Before recovery, I would use just about anything not to feel. Drugs, alcohol, relationships, food, TV -- the list was endless. Without tools to deal with my feelings, I was uncomfortable and afraid of them, and they often became overwhelming.

In early recovery my sponsor always used to tell me that feelings were not facts. They were just feelings. It took me a long time to understand that, but now I know that as bad as some of my feeling are, they won't kill me. Recovery has taught me that I can now sit with my feelings and learn what they are trying to teach me.

Today I have come to welcome my feelings rather than run from them. Today my feelings are like little guides that lead me to the depths of who I am, and I am no longer afraid to go there. Today I know that to feel is to heal in a sacred and profound way. Today I am grateful for my feelings.


When I was new in the program, my sponsor would constantly tell me that my feelings were not facts. They were just feelings. "But it's a fact that I'm having these feelings," I'd argue. I paid a steep price for my stubbornness as my feelings would often hit me like a freight train and drag me far down their tracks.

After I got a little recovery, I began to understand that my feelings only became facts when I acted on them. I found that if I felt depressed, that was OK, but if I then stayed in bed all day, then that feeling would definitely be a fact in my life. This taught me that I could have feelings and not act on them, or, even better, I could take contrary action, and this revealed my feelings as just the thoughts that they were.

Now with a little bit of time and experience, when I see the freight train of feelings approaching, I just step aside. Today I sit and watch as the train passes by, and sometimes I can actually feel the wind of them as they whiz by. Today I know my feelings are not facts, they are just feelings, and, if I pause long enough, they will always pass by.

Author's Bio: 

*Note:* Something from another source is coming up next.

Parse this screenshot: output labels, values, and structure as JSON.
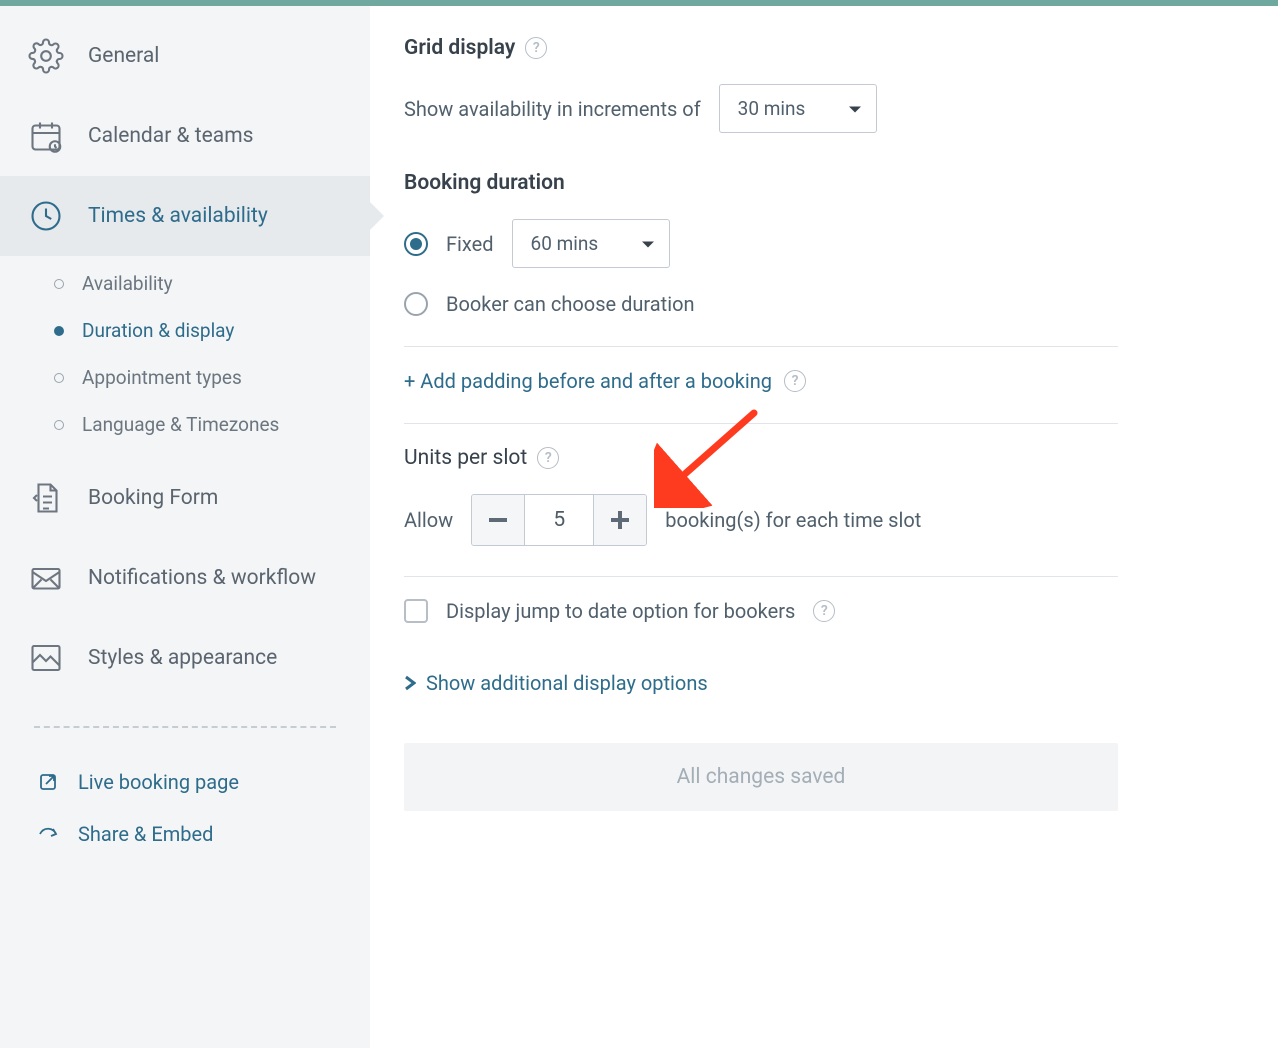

Over a series of years, quietly and anonymously on his own journey of recovery, author Michael Z collected and wrote down the sayings and quotes he heard in the various 12 Step meetings he attended. A little over a year ago, he began sending these quotes via email to a small group of friends. He soon began receiving requests to be added to his Monday morning email list which within just a few months exploded into the thousands worldwide. Astonished by the response to this simple email, Michael Z created As his readership expanded over the following year, Michael Z put his weekly 12 Step quotes and reflections into a new book entitled “The Wisdom of the Rooms: A Year of Weekly Reflections.”